→ **The task**
Show all lines containing "People" from the data below.

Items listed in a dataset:
++++++++

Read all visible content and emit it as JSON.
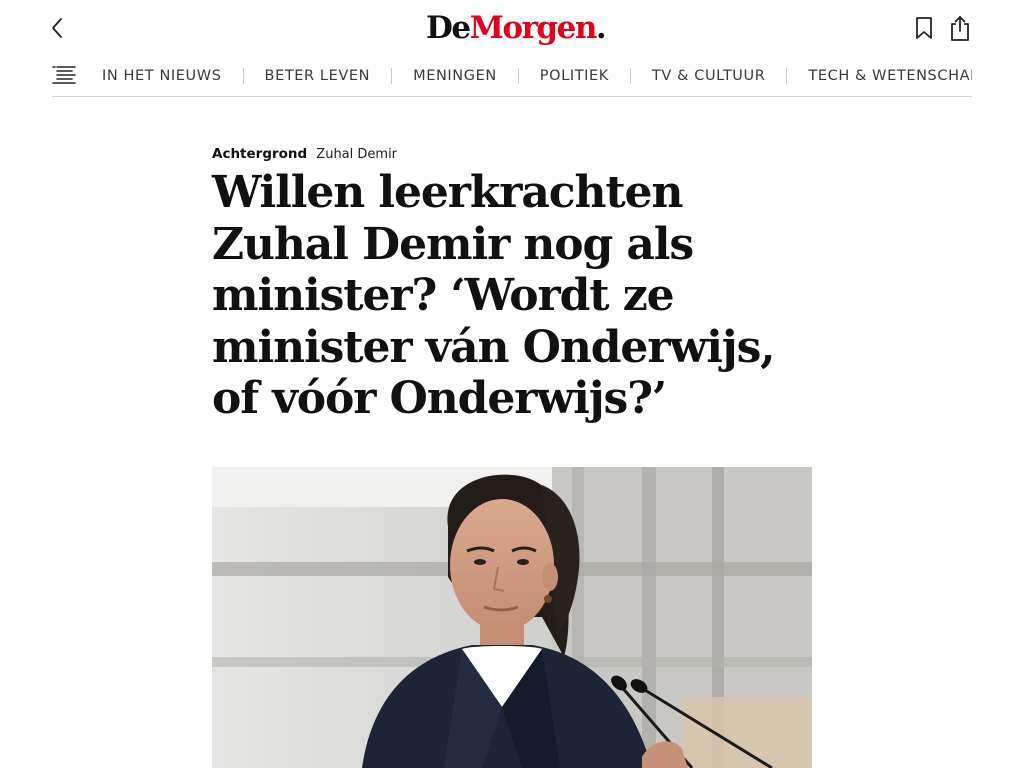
{
  "header": {
    "logo": {
      "de": "De",
      "morgen": "Morgen",
      "dot": "."
    },
    "icons": {
      "back": "chevron-left-icon",
      "bookmark": "bookmark-icon",
      "share": "share-icon"
    }
  },
  "nav": {
    "menu_icon": "menu-list-icon",
    "items": [
      {
        "label": "IN HET NIEUWS"
      },
      {
        "label": "BETER LEVEN"
      },
      {
        "label": "MENINGEN"
      },
      {
        "label": "POLITIEK"
      },
      {
        "label": "TV & CULTUUR"
      },
      {
        "label": "TECH & WETENSCHAP"
      }
    ]
  },
  "article": {
    "category": "Achtergrond",
    "tag": "Zuhal Demir",
    "headline": "Willen leerkrachten Zuhal Demir nog als minister? ‘Wordt ze minister ván Onderwijs, of vóór Onderwijs?’"
  },
  "colors": {
    "brand_red": "#e3001b",
    "text": "#111111",
    "divider": "#d6d6d6"
  }
}
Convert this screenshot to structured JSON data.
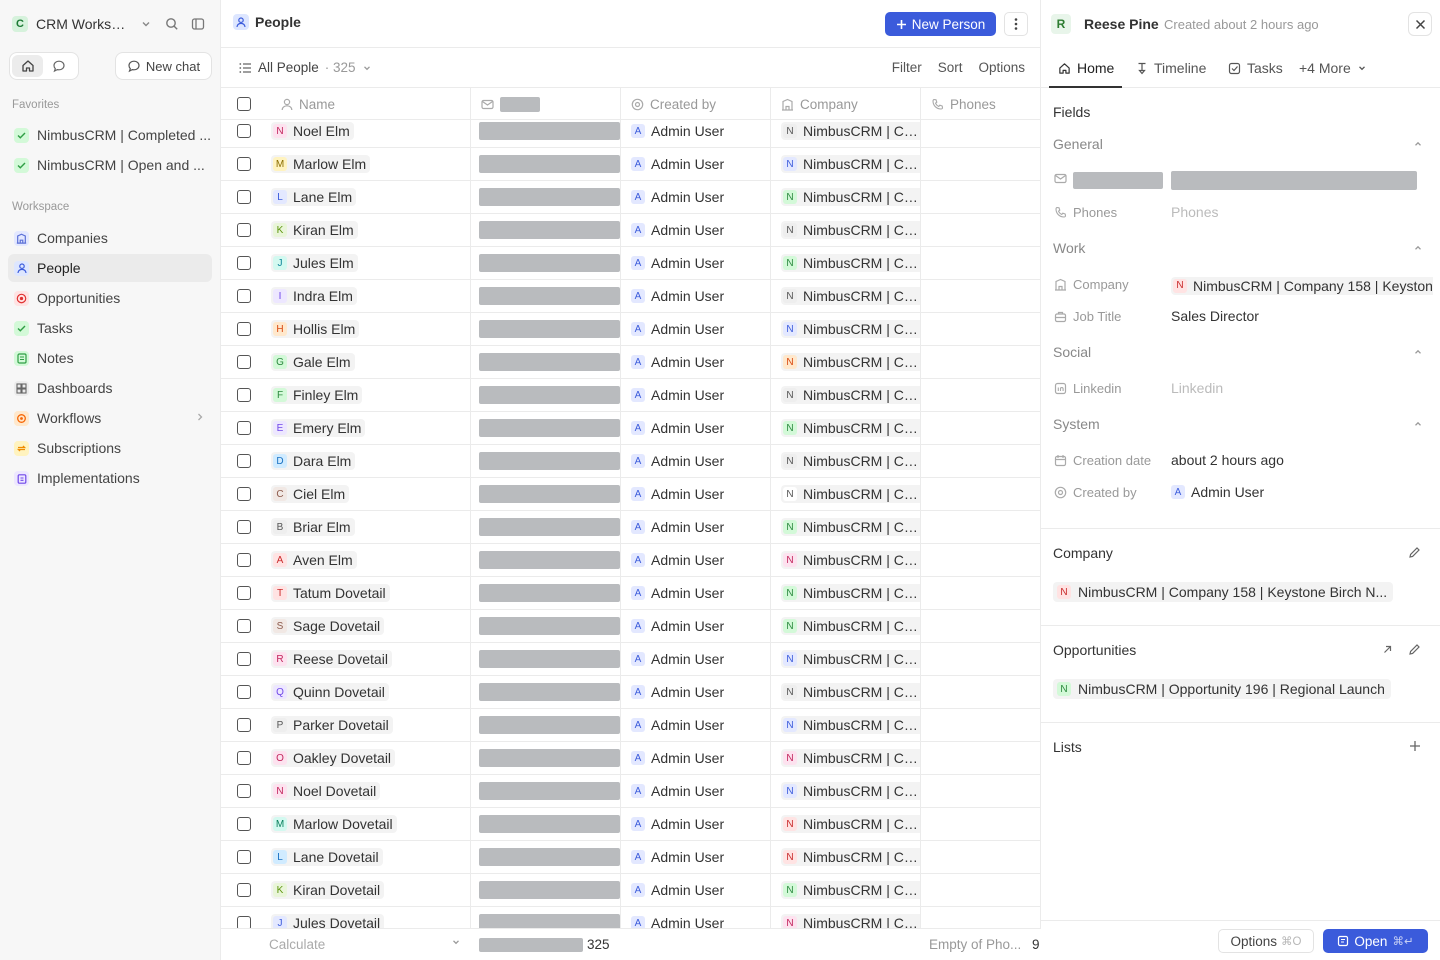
{
  "workspace": {
    "name": "CRM Workspace",
    "logo_letter": "C"
  },
  "sidebar": {
    "new_chat_label": "New chat",
    "favorites_label": "Favorites",
    "favorites": [
      {
        "label": "NimbusCRM | Completed ..."
      },
      {
        "label": "NimbusCRM | Open and ..."
      }
    ],
    "workspace_label": "Workspace",
    "items": [
      {
        "label": "Companies",
        "icon": "building-icon",
        "color": "#5a6fd6",
        "bg": "#e3e8ff"
      },
      {
        "label": "People",
        "icon": "user-icon",
        "color": "#3b5bdb",
        "bg": "#dde6ff"
      },
      {
        "label": "Opportunities",
        "icon": "target-icon",
        "color": "#e03131",
        "bg": "#ffe3e3"
      },
      {
        "label": "Tasks",
        "icon": "checkbox-icon",
        "color": "#2f9e44",
        "bg": "#d3f9d8"
      },
      {
        "label": "Notes",
        "icon": "note-icon",
        "color": "#2f9e44",
        "bg": "#d3f9d8"
      },
      {
        "label": "Dashboards",
        "icon": "dashboard-icon",
        "color": "#666666",
        "bg": "#ececec"
      },
      {
        "label": "Workflows",
        "icon": "workflow-icon",
        "color": "#f76707",
        "bg": "#ffe8cc"
      },
      {
        "label": "Subscriptions",
        "icon": "repeat-icon",
        "color": "#f08c00",
        "bg": "#fff3bf"
      },
      {
        "label": "Implementations",
        "icon": "clipboard-icon",
        "color": "#7048e8",
        "bg": "#ede7ff"
      }
    ]
  },
  "header": {
    "title": "People",
    "new_button": "New Person"
  },
  "view": {
    "name": "All People",
    "count": "· 325",
    "actions": [
      "Filter",
      "Sort",
      "Options"
    ]
  },
  "table": {
    "columns": {
      "name": "Name",
      "created_by": "Created by",
      "company": "Company",
      "phones": "Phones"
    },
    "rows": [
      {
        "letter": "N",
        "name": "Noel Elm",
        "created_by": "Admin User",
        "company": "NimbusCRM | Co...",
        "av": "#fde2ef",
        "avc": "#c2255c",
        "cc": "#eee",
        "ct": "#555"
      },
      {
        "letter": "M",
        "name": "Marlow Elm",
        "created_by": "Admin User",
        "company": "NimbusCRM | Co...",
        "av": "#fff3bf",
        "avc": "#8a6d00",
        "cc": "#e3e8ff",
        "ct": "#3b5bdb"
      },
      {
        "letter": "L",
        "name": "Lane Elm",
        "created_by": "Admin User",
        "company": "NimbusCRM | Co...",
        "av": "#e3e8ff",
        "avc": "#3b5bdb",
        "cc": "#d3f9d8",
        "ct": "#2b8a3e"
      },
      {
        "letter": "K",
        "name": "Kiran Elm",
        "created_by": "Admin User",
        "company": "NimbusCRM | Co...",
        "av": "#e9f5d9",
        "avc": "#5c940d",
        "cc": "#eee",
        "ct": "#555"
      },
      {
        "letter": "J",
        "name": "Jules Elm",
        "created_by": "Admin User",
        "company": "NimbusCRM | Co...",
        "av": "#d3f9f0",
        "avc": "#0c8599",
        "cc": "#d3f9d8",
        "ct": "#2b8a3e"
      },
      {
        "letter": "I",
        "name": "Indra Elm",
        "created_by": "Admin User",
        "company": "NimbusCRM | Co...",
        "av": "#ede7ff",
        "avc": "#7048e8",
        "cc": "#eee",
        "ct": "#555"
      },
      {
        "letter": "H",
        "name": "Hollis Elm",
        "created_by": "Admin User",
        "company": "NimbusCRM | Co...",
        "av": "#ffe8cc",
        "avc": "#d9480f",
        "cc": "#e3e8ff",
        "ct": "#3b5bdb"
      },
      {
        "letter": "G",
        "name": "Gale Elm",
        "created_by": "Admin User",
        "company": "NimbusCRM | Co...",
        "av": "#d3f9d8",
        "avc": "#2b8a3e",
        "cc": "#ffe8cc",
        "ct": "#d9480f"
      },
      {
        "letter": "F",
        "name": "Finley Elm",
        "created_by": "Admin User",
        "company": "NimbusCRM | Co...",
        "av": "#d3f9d8",
        "avc": "#2b8a3e",
        "cc": "#eee",
        "ct": "#555"
      },
      {
        "letter": "E",
        "name": "Emery Elm",
        "created_by": "Admin User",
        "company": "NimbusCRM | Co...",
        "av": "#ede7ff",
        "avc": "#7048e8",
        "cc": "#d3f9d8",
        "ct": "#2b8a3e"
      },
      {
        "letter": "D",
        "name": "Dara Elm",
        "created_by": "Admin User",
        "company": "NimbusCRM | Co...",
        "av": "#d0ebff",
        "avc": "#1971c2",
        "cc": "#eee",
        "ct": "#555"
      },
      {
        "letter": "C",
        "name": "Ciel Elm",
        "created_by": "Admin User",
        "company": "NimbusCRM | Co...",
        "av": "#f1e8e4",
        "avc": "#8d5b4c",
        "cc": "#fff",
        "ct": "#555"
      },
      {
        "letter": "B",
        "name": "Briar Elm",
        "created_by": "Admin User",
        "company": "NimbusCRM | Co...",
        "av": "#eee",
        "avc": "#555",
        "cc": "#d3f9d8",
        "ct": "#2b8a3e"
      },
      {
        "letter": "A",
        "name": "Aven Elm",
        "created_by": "Admin User",
        "company": "NimbusCRM | Co...",
        "av": "#ffe3e3",
        "avc": "#c92a2a",
        "cc": "#fde2ef",
        "ct": "#c2255c"
      },
      {
        "letter": "T",
        "name": "Tatum Dovetail",
        "created_by": "Admin User",
        "company": "NimbusCRM | Co...",
        "av": "#ffe3e3",
        "avc": "#c92a2a",
        "cc": "#d3f9d8",
        "ct": "#2b8a3e"
      },
      {
        "letter": "S",
        "name": "Sage Dovetail",
        "created_by": "Admin User",
        "company": "NimbusCRM | Co...",
        "av": "#f1e8e4",
        "avc": "#8d5b4c",
        "cc": "#d3f9d8",
        "ct": "#2b8a3e"
      },
      {
        "letter": "R",
        "name": "Reese Dovetail",
        "created_by": "Admin User",
        "company": "NimbusCRM | Co...",
        "av": "#fde2ef",
        "avc": "#c2255c",
        "cc": "#e3e8ff",
        "ct": "#3b5bdb"
      },
      {
        "letter": "Q",
        "name": "Quinn Dovetail",
        "created_by": "Admin User",
        "company": "NimbusCRM | Co...",
        "av": "#ede7ff",
        "avc": "#7048e8",
        "cc": "#eee",
        "ct": "#555"
      },
      {
        "letter": "P",
        "name": "Parker Dovetail",
        "created_by": "Admin User",
        "company": "NimbusCRM | Co...",
        "av": "#eee",
        "avc": "#555",
        "cc": "#e3e8ff",
        "ct": "#3b5bdb"
      },
      {
        "letter": "O",
        "name": "Oakley Dovetail",
        "created_by": "Admin User",
        "company": "NimbusCRM | Co...",
        "av": "#fde2ef",
        "avc": "#c2255c",
        "cc": "#fde2ef",
        "ct": "#c2255c"
      },
      {
        "letter": "N",
        "name": "Noel Dovetail",
        "created_by": "Admin User",
        "company": "NimbusCRM | Co...",
        "av": "#fde2ef",
        "avc": "#c2255c",
        "cc": "#e3e8ff",
        "ct": "#3b5bdb"
      },
      {
        "letter": "M",
        "name": "Marlow Dovetail",
        "created_by": "Admin User",
        "company": "NimbusCRM | Co...",
        "av": "#d3f9f0",
        "avc": "#087f5b",
        "cc": "#ffe3e3",
        "ct": "#c92a2a"
      },
      {
        "letter": "L",
        "name": "Lane Dovetail",
        "created_by": "Admin User",
        "company": "NimbusCRM | Co...",
        "av": "#d0ebff",
        "avc": "#1971c2",
        "cc": "#ffe3e3",
        "ct": "#c92a2a"
      },
      {
        "letter": "K",
        "name": "Kiran Dovetail",
        "created_by": "Admin User",
        "company": "NimbusCRM | Co...",
        "av": "#e9f5d9",
        "avc": "#5c940d",
        "cc": "#d3f9d8",
        "ct": "#2b8a3e"
      },
      {
        "letter": "J",
        "name": "Jules Dovetail",
        "created_by": "Admin User",
        "company": "NimbusCRM | Co...",
        "av": "#e3e8ff",
        "avc": "#3b5bdb",
        "cc": "#fde2ef",
        "ct": "#c2255c"
      }
    ],
    "avatar_letter_admin": "A"
  },
  "footer": {
    "calculate": "Calculate",
    "count": "325",
    "empty_phones": "Empty of Pho...",
    "empty_phones_value": "9"
  },
  "panel": {
    "avatar_letter": "R",
    "name": "Reese Pine",
    "created": "Created about 2 hours ago",
    "tabs": [
      "Home",
      "Timeline",
      "Tasks",
      "+4 More"
    ],
    "fields_title": "Fields",
    "groups": {
      "general": "General",
      "work": "Work",
      "social": "Social",
      "system": "System"
    },
    "phones_label": "Phones",
    "phones_placeholder": "Phones",
    "company_label": "Company",
    "company_value": "NimbusCRM | Company 158 | Keystone Birch N...",
    "company_letter": "N",
    "job_title_label": "Job Title",
    "job_title_value": "Sales Director",
    "linkedin_label": "Linkedin",
    "linkedin_placeholder": "Linkedin",
    "creation_date_label": "Creation date",
    "creation_date_value": "about 2 hours ago",
    "created_by_label": "Created by",
    "created_by_value": "Admin User",
    "created_by_letter": "A",
    "company_section": "Company",
    "company_chip": "NimbusCRM | Company 158 | Keystone Birch N...",
    "opportunities_section": "Opportunities",
    "opportunity_chip": "NimbusCRM | Opportunity 196 | Regional Launch",
    "lists_section": "Lists",
    "options_button": "Options",
    "options_shortcut": "⌘O",
    "open_button": "Open",
    "open_shortcut": "⌘↵"
  }
}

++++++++

→ **Solution**
        "label": "People",
    "title": "People",
    "name": "All People",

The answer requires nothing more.